**Task item:** Within the records, which lines hold the string "JSON"? Report each one by copying it.

Segment Start: Given information

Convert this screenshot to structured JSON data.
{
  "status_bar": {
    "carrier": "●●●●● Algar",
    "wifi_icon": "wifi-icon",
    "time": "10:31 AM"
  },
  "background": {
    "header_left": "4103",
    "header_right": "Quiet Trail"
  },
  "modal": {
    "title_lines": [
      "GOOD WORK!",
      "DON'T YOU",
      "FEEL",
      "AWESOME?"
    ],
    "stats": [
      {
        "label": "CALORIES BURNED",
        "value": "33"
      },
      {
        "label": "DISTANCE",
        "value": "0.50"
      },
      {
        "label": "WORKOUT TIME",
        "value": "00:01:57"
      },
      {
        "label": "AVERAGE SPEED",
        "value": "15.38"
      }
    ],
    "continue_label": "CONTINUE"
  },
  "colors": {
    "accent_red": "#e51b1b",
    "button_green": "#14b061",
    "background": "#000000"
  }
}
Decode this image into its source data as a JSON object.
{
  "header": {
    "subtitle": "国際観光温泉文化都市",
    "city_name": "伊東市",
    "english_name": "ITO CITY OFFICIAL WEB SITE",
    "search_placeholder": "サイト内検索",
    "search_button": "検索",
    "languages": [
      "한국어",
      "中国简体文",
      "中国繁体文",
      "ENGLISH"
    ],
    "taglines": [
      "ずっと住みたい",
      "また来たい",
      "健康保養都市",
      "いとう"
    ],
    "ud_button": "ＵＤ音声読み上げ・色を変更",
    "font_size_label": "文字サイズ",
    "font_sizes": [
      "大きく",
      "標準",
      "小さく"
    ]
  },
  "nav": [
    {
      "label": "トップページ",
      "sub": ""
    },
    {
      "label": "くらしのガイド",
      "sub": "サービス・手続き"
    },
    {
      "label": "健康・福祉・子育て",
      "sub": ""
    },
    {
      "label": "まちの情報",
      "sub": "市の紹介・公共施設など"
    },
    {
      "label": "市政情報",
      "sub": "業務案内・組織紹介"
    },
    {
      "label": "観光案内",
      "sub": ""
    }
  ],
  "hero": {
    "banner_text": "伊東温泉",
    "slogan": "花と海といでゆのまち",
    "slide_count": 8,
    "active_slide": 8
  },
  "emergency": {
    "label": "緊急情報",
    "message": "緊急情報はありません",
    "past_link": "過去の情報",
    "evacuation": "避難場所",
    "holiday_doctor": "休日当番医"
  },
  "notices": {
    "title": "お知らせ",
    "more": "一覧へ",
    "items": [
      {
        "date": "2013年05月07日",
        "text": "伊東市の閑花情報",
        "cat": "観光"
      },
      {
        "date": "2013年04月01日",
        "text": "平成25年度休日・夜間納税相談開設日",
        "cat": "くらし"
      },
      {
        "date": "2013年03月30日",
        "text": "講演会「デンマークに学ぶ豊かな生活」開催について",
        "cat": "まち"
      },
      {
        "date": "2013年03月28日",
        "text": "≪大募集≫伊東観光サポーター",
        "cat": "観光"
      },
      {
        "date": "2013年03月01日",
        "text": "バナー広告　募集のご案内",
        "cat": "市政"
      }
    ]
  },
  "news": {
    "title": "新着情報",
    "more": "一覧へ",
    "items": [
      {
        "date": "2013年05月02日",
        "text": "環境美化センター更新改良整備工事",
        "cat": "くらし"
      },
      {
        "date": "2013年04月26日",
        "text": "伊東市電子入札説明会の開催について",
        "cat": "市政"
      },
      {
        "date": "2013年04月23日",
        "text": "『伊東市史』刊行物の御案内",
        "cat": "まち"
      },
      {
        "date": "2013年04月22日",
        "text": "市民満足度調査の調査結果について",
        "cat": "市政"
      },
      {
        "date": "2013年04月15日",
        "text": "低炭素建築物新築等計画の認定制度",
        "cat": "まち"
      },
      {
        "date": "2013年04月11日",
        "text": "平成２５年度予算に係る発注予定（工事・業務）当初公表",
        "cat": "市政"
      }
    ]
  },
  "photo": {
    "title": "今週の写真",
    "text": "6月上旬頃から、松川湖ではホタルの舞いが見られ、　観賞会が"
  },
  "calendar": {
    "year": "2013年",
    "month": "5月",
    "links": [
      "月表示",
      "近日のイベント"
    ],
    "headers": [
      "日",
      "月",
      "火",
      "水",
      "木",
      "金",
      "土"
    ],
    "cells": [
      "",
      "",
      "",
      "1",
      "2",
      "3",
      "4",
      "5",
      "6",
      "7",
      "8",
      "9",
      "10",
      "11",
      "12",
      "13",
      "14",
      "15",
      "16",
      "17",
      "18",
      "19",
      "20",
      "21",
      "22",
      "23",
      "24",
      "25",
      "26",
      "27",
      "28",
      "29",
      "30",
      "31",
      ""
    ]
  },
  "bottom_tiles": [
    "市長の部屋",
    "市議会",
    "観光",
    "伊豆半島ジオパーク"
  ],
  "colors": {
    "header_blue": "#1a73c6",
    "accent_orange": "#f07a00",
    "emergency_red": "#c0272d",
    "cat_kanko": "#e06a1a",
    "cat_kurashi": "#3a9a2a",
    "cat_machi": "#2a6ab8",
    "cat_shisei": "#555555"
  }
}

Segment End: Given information

**Result of this exercise:**
Convert this screenshot to structured JSON data.
Decode this image into its source data as a JSON object.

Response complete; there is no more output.